Source material:
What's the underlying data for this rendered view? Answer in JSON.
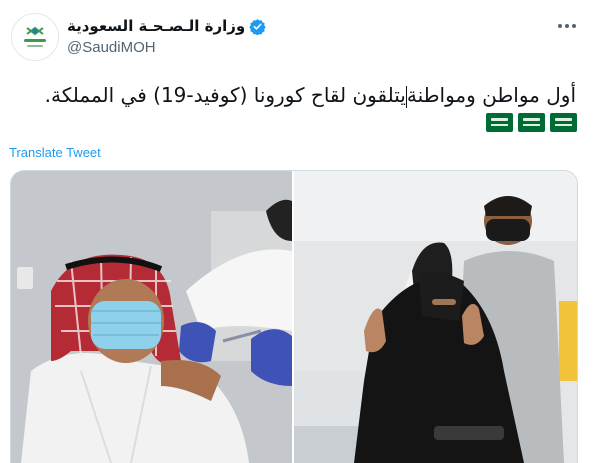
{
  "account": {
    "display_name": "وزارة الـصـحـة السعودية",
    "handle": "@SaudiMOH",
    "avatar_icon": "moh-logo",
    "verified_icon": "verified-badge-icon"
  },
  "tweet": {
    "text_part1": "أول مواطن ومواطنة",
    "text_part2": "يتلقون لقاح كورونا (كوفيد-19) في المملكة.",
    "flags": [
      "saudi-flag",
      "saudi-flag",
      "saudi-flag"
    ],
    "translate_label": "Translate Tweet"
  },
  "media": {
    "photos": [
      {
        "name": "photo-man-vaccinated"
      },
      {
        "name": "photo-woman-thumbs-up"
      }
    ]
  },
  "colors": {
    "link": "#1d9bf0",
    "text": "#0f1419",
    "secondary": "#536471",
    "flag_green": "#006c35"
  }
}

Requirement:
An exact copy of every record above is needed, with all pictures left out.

Solution for this exercise:
What's the underlying data for this rendered view? Answer in JSON.
{
  "account": {
    "display_name": "وزارة الـصـحـة السعودية",
    "handle": "@SaudiMOH",
    "avatar_icon": "moh-logo",
    "verified_icon": "verified-badge-icon"
  },
  "tweet": {
    "text_part1": "أول مواطن ومواطنة",
    "text_part2": "يتلقون لقاح كورونا (كوفيد-19) في المملكة.",
    "flags": [
      "saudi-flag",
      "saudi-flag",
      "saudi-flag"
    ],
    "translate_label": "Translate Tweet"
  },
  "media": {
    "photos": [
      {
        "name": "photo-man-vaccinated"
      },
      {
        "name": "photo-woman-thumbs-up"
      }
    ]
  },
  "colors": {
    "link": "#1d9bf0",
    "text": "#0f1419",
    "secondary": "#536471",
    "flag_green": "#006c35"
  }
}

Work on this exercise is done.